[Records for processing Boundary: Start]
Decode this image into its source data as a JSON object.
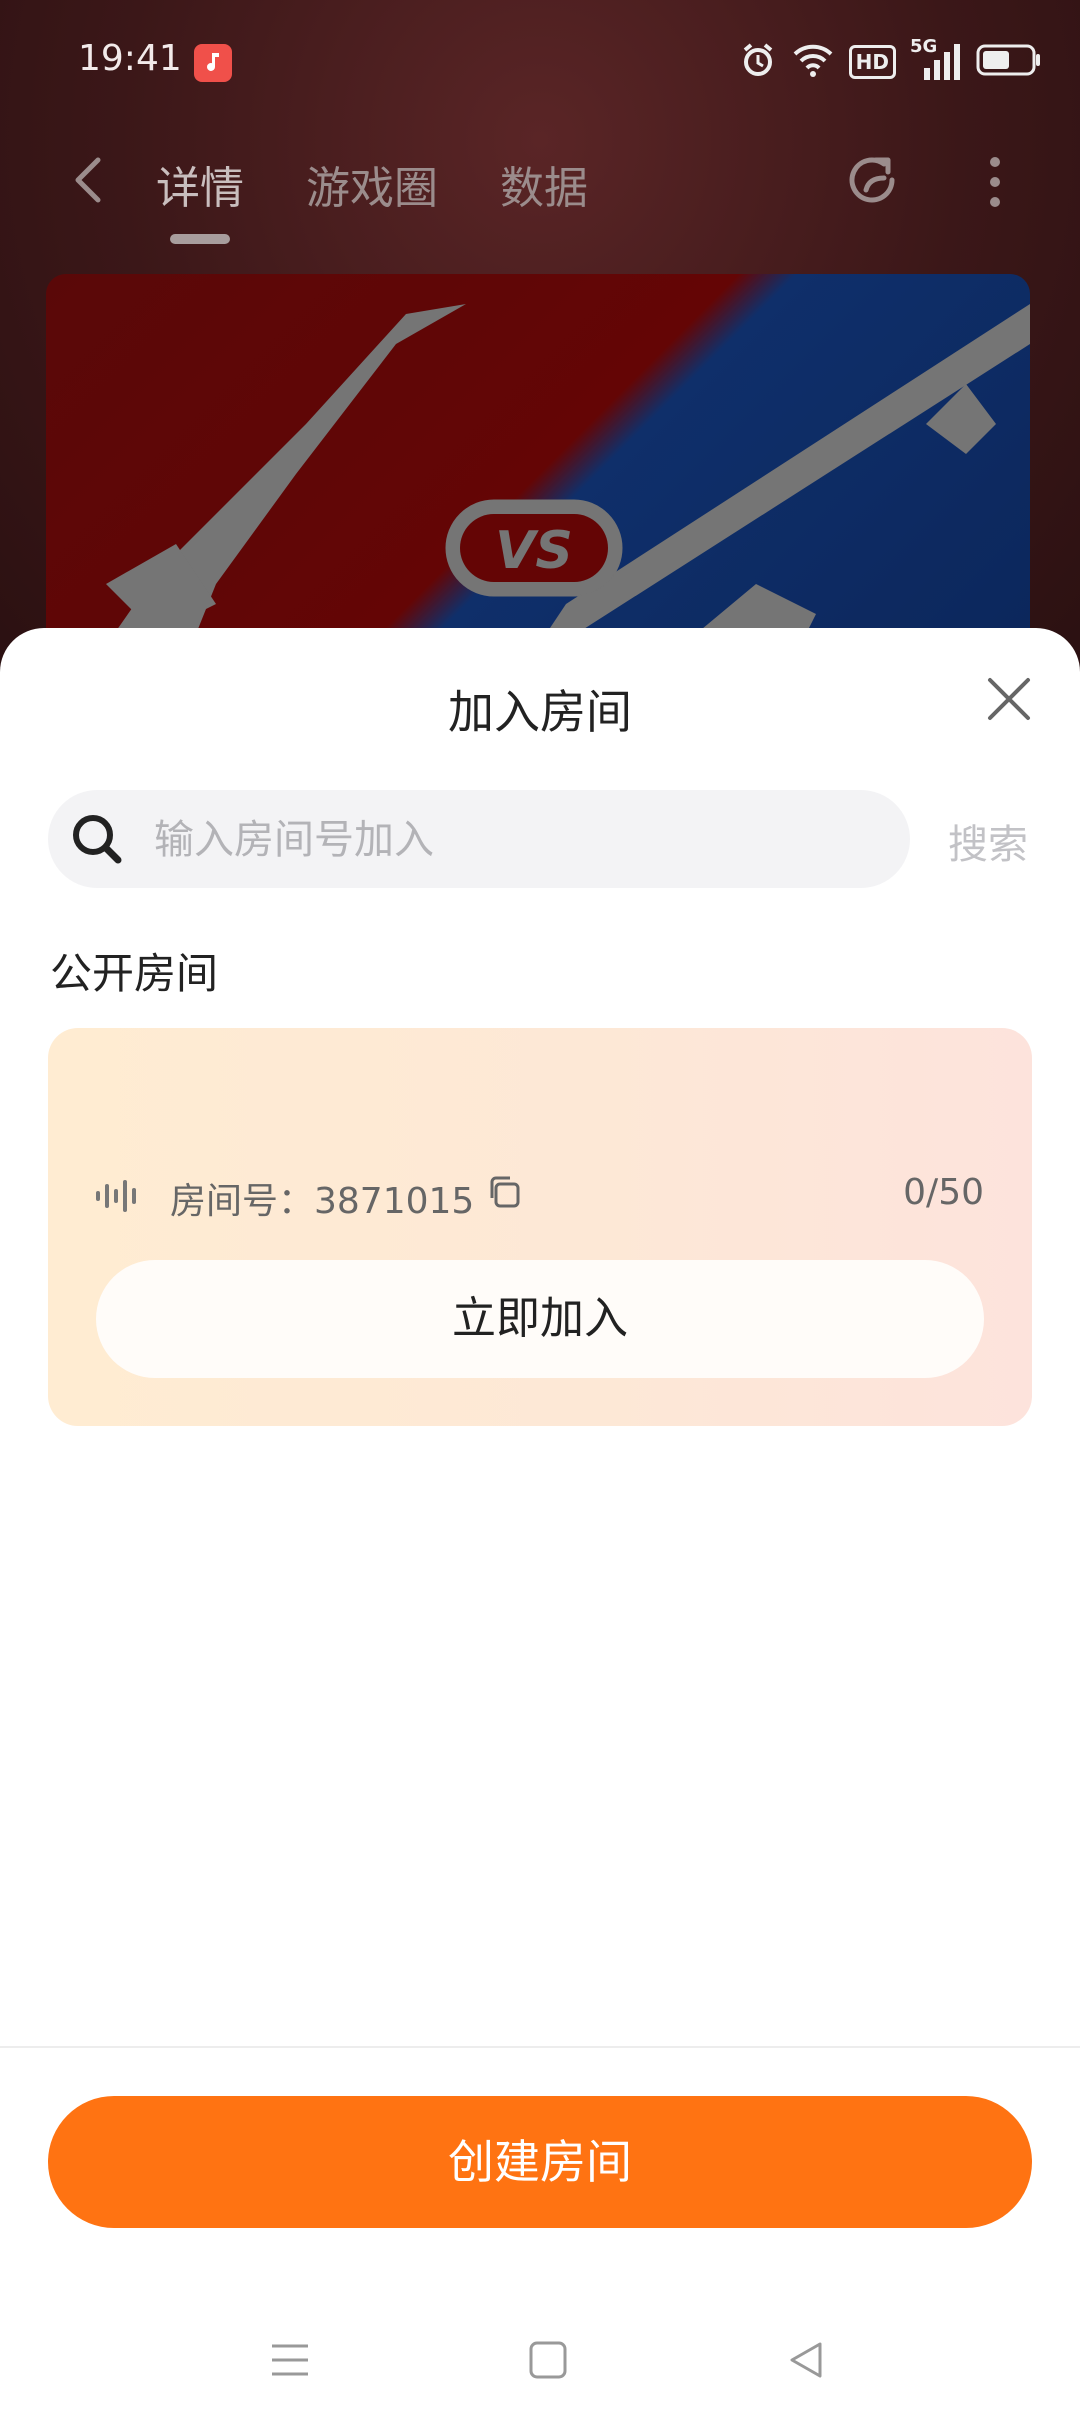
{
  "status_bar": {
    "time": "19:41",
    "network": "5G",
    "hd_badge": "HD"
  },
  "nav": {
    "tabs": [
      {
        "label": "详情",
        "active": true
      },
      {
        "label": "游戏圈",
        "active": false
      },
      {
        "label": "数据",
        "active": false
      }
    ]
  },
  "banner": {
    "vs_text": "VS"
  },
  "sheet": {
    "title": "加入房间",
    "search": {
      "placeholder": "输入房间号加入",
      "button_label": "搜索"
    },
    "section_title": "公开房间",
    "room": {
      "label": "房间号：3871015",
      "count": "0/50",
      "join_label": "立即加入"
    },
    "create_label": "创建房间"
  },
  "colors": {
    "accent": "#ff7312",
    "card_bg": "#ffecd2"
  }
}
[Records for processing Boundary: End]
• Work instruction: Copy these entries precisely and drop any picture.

• Response to this task:
Decode this image into its source data as a JSON object.
{
  "status_bar": {
    "time": "19:41",
    "network": "5G",
    "hd_badge": "HD"
  },
  "nav": {
    "tabs": [
      {
        "label": "详情",
        "active": true
      },
      {
        "label": "游戏圈",
        "active": false
      },
      {
        "label": "数据",
        "active": false
      }
    ]
  },
  "banner": {
    "vs_text": "VS"
  },
  "sheet": {
    "title": "加入房间",
    "search": {
      "placeholder": "输入房间号加入",
      "button_label": "搜索"
    },
    "section_title": "公开房间",
    "room": {
      "label": "房间号：3871015",
      "count": "0/50",
      "join_label": "立即加入"
    },
    "create_label": "创建房间"
  },
  "colors": {
    "accent": "#ff7312",
    "card_bg": "#ffecd2"
  }
}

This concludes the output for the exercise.